Description of the task -
What lines in the entries hold the string "稼働状況一覧"? List them.

Study material section start

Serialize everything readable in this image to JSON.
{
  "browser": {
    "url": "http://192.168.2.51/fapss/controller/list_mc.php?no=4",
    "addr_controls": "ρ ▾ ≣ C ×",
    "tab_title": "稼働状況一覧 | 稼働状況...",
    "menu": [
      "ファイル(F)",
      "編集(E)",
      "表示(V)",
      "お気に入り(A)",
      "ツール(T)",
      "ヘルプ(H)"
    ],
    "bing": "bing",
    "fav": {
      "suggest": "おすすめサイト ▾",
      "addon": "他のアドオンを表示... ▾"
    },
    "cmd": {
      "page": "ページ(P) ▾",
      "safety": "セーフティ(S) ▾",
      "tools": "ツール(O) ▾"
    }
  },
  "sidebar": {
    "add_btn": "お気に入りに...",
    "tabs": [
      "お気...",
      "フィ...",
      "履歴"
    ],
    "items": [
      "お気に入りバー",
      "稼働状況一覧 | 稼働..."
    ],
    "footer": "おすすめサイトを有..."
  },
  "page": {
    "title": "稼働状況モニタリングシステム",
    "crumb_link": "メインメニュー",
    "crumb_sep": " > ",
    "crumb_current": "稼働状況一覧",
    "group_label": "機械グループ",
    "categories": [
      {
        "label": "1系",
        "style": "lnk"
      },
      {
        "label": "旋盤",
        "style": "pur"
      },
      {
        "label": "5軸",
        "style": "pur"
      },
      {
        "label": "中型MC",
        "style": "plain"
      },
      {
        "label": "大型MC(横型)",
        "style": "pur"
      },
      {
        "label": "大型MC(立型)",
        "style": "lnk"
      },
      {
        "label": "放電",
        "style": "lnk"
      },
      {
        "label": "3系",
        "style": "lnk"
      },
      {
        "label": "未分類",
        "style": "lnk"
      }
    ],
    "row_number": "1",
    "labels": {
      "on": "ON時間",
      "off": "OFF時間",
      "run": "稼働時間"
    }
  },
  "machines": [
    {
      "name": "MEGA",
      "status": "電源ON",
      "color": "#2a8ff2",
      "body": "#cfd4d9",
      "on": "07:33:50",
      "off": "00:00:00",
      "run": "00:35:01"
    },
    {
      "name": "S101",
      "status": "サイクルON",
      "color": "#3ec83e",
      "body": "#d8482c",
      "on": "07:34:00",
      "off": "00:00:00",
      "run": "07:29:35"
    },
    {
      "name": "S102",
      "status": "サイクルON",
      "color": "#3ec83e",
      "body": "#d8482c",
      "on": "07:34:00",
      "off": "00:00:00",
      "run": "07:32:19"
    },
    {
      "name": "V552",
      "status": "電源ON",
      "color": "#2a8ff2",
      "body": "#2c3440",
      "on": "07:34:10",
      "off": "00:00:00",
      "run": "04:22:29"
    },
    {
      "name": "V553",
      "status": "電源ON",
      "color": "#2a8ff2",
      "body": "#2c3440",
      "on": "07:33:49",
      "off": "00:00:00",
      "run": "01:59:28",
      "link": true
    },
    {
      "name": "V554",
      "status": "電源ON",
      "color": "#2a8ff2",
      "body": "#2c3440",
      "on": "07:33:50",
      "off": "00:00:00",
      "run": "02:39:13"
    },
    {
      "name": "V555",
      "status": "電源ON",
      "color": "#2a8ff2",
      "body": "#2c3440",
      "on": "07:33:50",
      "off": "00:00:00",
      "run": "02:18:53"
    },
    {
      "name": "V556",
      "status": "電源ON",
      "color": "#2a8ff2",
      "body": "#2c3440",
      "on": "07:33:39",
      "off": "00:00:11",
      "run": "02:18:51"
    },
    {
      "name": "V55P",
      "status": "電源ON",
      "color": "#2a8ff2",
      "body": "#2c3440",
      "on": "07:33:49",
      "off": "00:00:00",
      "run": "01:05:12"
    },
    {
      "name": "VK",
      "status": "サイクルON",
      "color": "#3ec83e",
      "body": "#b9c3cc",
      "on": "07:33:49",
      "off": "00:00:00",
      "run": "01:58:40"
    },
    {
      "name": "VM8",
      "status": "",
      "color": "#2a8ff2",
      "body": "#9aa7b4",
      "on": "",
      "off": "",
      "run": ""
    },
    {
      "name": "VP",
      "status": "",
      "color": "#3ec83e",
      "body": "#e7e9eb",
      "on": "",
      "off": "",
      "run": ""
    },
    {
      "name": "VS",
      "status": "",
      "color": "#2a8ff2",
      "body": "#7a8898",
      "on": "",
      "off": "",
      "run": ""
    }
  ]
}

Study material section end

Result for this exercise -
    "tab_title": "稼働状況一覧 | 稼働状況...",
      "稼働状況一覧 | 稼働..."
    "crumb_current": "稼働状況一覧",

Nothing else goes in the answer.